● **GOAL OF THE EXERCISE**: Search the records below for the string "more" and copy each line where it turns up.

● **DATASET EXCERPTS**:

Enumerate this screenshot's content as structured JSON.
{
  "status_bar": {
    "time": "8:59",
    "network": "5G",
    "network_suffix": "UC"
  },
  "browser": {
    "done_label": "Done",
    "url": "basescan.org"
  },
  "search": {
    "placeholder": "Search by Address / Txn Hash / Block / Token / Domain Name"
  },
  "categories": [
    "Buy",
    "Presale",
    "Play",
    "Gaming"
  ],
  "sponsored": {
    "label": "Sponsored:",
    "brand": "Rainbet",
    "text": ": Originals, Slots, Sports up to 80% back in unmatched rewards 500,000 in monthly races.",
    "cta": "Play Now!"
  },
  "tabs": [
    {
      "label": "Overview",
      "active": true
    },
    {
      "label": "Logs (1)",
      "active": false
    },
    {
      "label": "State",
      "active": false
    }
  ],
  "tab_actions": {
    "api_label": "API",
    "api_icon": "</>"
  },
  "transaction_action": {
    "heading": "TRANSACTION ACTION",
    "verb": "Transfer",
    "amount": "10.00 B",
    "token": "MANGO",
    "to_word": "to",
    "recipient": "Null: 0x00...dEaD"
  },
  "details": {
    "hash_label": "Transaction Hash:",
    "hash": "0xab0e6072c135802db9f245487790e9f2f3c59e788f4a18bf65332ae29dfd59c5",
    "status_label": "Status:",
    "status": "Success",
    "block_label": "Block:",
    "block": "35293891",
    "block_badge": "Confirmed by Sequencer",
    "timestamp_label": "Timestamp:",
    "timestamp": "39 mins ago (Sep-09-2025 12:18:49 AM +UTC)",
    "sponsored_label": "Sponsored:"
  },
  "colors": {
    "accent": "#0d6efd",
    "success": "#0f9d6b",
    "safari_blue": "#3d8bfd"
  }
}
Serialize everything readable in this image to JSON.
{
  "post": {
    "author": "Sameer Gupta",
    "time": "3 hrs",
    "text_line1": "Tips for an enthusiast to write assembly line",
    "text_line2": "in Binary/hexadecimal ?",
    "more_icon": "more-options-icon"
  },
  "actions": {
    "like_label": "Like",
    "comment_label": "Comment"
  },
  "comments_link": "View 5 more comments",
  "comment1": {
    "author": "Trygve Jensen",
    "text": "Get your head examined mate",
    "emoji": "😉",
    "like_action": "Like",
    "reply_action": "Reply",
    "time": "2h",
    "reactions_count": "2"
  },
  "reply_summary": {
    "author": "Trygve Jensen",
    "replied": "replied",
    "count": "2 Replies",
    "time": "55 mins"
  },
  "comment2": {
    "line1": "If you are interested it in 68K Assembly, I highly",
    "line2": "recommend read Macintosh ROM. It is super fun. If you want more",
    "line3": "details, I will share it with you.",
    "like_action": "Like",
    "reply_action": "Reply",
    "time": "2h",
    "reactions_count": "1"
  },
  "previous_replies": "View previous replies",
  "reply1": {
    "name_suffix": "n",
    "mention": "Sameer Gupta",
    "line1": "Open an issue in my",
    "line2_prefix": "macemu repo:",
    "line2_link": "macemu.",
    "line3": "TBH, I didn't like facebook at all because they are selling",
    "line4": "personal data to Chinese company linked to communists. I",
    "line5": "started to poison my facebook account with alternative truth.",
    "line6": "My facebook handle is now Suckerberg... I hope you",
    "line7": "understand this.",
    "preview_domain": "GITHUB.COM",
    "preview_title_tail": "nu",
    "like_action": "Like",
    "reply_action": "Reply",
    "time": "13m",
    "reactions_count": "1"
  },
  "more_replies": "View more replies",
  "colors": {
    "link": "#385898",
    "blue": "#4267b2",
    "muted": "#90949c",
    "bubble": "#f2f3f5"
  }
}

● **OUTPUT**:
    "more_icon": "more-options-icon"
  "comments_link": "View 5 more comments",
    "line2": "recommend read Macintosh ROM. It is super fun. If you want more",
  "more_replies": "View more replies",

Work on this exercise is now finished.